What to do: In which lines of the data does the string "JSON" appear? Copy every one.
::::::
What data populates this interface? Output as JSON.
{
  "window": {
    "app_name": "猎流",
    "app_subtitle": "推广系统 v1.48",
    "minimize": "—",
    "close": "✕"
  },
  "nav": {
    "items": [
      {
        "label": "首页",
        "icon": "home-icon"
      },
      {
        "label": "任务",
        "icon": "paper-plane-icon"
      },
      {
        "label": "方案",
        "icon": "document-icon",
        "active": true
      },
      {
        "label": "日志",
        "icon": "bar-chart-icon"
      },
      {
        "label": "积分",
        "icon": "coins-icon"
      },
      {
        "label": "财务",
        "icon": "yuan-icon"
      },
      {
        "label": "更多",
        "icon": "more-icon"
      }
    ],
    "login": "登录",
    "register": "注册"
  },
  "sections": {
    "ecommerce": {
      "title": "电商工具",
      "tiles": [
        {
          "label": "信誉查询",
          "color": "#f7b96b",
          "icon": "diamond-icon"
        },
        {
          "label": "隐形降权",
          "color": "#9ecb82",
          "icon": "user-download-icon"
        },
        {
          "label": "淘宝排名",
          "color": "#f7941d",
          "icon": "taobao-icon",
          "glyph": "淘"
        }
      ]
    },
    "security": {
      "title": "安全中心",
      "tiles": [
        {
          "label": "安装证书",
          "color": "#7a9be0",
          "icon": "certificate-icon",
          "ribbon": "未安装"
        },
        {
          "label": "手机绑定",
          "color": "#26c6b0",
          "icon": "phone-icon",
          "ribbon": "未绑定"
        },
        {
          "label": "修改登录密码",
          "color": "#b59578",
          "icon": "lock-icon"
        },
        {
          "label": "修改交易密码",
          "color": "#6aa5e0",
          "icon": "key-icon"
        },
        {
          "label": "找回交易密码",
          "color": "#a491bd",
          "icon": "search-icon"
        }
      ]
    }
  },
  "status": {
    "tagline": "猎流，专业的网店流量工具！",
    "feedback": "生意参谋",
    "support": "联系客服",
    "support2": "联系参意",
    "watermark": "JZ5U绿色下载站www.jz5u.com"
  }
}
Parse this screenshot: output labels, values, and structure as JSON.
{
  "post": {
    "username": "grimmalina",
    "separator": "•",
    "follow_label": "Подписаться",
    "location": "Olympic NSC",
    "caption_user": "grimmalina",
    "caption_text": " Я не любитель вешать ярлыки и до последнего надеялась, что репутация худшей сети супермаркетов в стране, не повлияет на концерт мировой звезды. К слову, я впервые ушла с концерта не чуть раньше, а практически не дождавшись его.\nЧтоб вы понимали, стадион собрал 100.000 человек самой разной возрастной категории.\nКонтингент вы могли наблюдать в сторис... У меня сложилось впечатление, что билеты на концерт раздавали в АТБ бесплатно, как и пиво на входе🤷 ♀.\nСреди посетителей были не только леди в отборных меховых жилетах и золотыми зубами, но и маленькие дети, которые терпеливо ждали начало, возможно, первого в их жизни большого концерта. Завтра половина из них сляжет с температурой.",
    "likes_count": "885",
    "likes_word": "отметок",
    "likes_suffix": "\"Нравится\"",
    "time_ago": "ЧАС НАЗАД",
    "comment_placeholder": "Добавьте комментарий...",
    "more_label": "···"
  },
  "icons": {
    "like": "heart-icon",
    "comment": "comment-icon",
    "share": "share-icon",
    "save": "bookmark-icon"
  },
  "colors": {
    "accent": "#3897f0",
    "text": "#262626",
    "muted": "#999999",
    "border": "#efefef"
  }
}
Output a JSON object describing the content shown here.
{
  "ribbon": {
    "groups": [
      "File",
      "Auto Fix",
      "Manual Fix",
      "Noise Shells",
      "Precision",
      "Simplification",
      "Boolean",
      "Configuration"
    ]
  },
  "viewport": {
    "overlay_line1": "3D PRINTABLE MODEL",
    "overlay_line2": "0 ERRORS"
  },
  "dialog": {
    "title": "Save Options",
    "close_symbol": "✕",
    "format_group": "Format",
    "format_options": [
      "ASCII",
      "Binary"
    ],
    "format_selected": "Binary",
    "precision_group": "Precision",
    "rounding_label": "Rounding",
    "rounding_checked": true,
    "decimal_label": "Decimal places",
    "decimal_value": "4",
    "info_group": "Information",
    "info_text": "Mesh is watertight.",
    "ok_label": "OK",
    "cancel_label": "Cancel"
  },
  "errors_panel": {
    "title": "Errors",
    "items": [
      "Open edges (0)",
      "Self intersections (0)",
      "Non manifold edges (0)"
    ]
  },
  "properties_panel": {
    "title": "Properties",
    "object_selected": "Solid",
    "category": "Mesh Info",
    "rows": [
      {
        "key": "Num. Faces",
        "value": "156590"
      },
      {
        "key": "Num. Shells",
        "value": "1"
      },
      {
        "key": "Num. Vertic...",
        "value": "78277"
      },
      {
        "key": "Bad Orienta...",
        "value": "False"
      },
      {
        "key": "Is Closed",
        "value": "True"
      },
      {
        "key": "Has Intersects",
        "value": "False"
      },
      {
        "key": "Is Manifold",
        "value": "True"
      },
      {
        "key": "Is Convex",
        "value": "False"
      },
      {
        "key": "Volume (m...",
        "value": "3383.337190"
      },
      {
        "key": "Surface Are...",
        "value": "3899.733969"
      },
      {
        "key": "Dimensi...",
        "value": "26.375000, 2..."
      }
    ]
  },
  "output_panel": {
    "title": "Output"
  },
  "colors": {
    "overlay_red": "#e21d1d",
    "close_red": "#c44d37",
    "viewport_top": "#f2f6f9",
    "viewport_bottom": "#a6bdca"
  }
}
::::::
Output of the exercise:
What data populates this interface? Output as JSON.
Parse this screenshot: output labels, values, and structure as JSON.
Output a JSON object describing the content shown here.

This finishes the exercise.